Tuesday, September 21, 2010

Random Collisions of Unusual Suspects

Last week I attended the Collaborative Innovation Summit in Providence, RI. Called BIF-6 in reference to it's organizer, the Business Innovation Factory and it's sixth occurrence, the two-day event exposes participants to thirty exceptional storytellers in a intimate theater setting. I had attended last year's BIF-5 and found it inspiring and energizing, so I went for more.

An even greater value in attending BIF-6 is really in the networking that takes place before, after and between the stories. BIF founder Saul Kaplan calls it "random collisions of unusual suspects" because he and his team use diversity and diversification as a core principle to enrich these collisions. Storytellers as well as participants are from every walk of life imaginable: from serial entrepreneurs, to educators, technologists, business executives, high-school students to a twelve-year old girl that set up a domestic grease collection and reprocessing into bio fuel that helped heat the house of needy families in her town.

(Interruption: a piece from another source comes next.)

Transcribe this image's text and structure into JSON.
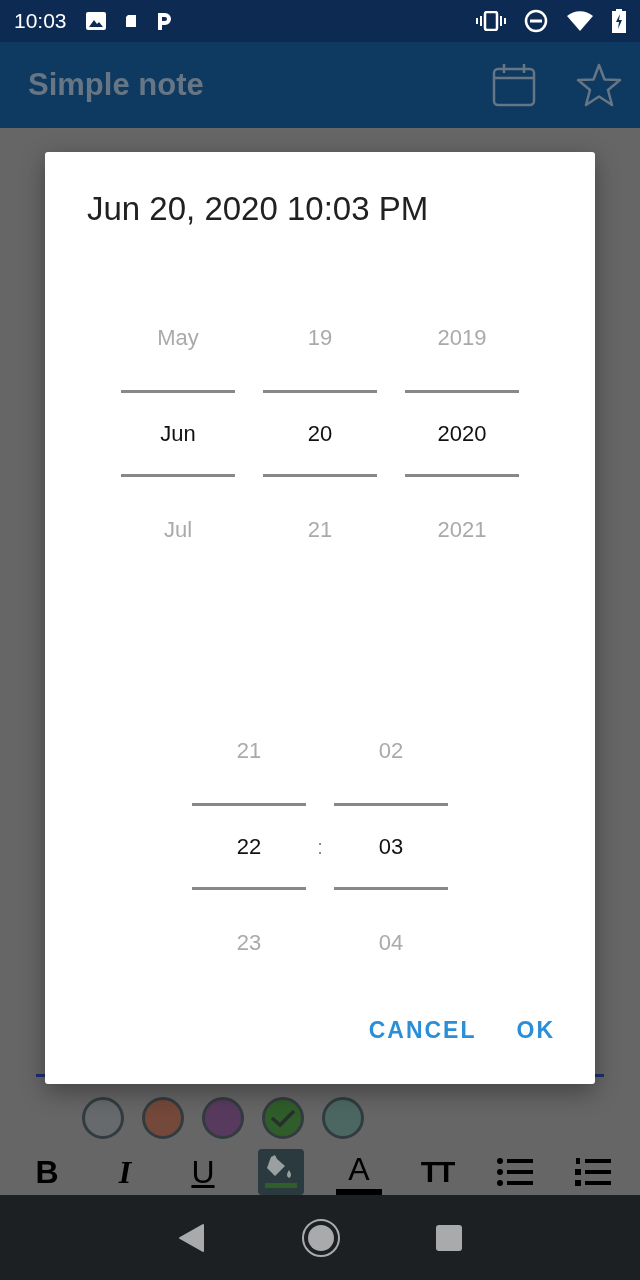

Daring to be Great

The last presentation of Day 2 of BIF-6 was by Keith Yamashita, titled originally "Change, to the Power of Ten". Inspired and moved by previous storytellers and encounters with participants, he changed his title to "Is it worth daring to be great?" As he was reflecting on the role of trust between two people in the larger context of teams and organizations, he recounted an incident, when a business partner and mentor (Alan Webber) vested his full trust in him. For 10 seconds he became very emotional and a tear ran down his cheek. He quickly recovered and continued his presentation, but in those 10 seconds I learned about trust and its importance in personal relations and in social networks small and large more than any books or courses could teach.

Random Collision

Later the next day, in the coach taking us to Providence Airport I happened to sit next to another participant, Monika Hardy (@monk51295). With a long wait for our flights, we settled in one of the airport's seating areas, opened our laptops, intended to get some work done. But the conversation started in the coach did not want to go away. I was still reflecting on my learning experience from Keith's presentation, and found myself in an amazing deep-dive conversation with Monika, who turned out to be an innovator herself in the field of children education. I was fascinated and encouraged that in a public school system, a space has been allowed to experiment with new methods and ways. Monika described how children choose what they want to learn and are then guided by a different kind of teacher, a facilitator of learning that connects the dots of the child's interests without imposing an unnatural regiment of learning. In fact, the children go through a "detox" to unlearn some of the old behaviors learned in school.

Emotional Learning

As I was listening to her passionately describe her work , it occurred to me that the "detox" approach might well be applicable to business. We need to unlearn behaviors drilled into us by the existing system, before we can innovate new ways and structures to do business. I am planning on following up on this conversation.

So, what else did I learn? We seem to be wired for absorbing a significantly higher volume of knowledge, when we are emotionally engaged. Traditional learning, however, focuses primarily on information supply, without much of an emotional component. The result is that we learn the information without the full context that gives the information so much richer meanings in multiple dimensions. We do the same in business. As Keith said: "The biggest fallacy of business is that it's only rational. All business is personal and all business is human". That's why one random encounter with an unusual suspect can teach you more than volumes of HBR.

So as I am soaking up all the learning from these two random BIF-6 collisions, the question swirling in my head is: Could we design emotional components to our learning processes at every level? That's a very intriguing idea particularly as we witness the emergence of a new system of learning based on modules of knowledge that learners can pick and choose from. Imagine if each of these modules was designed to enlist an emotional component of learning.

I'll be trying to write about the many other encounters that sparked my brain at BIF-6, so stay tuned!

Labels: , , , , , , , , , , , , , ,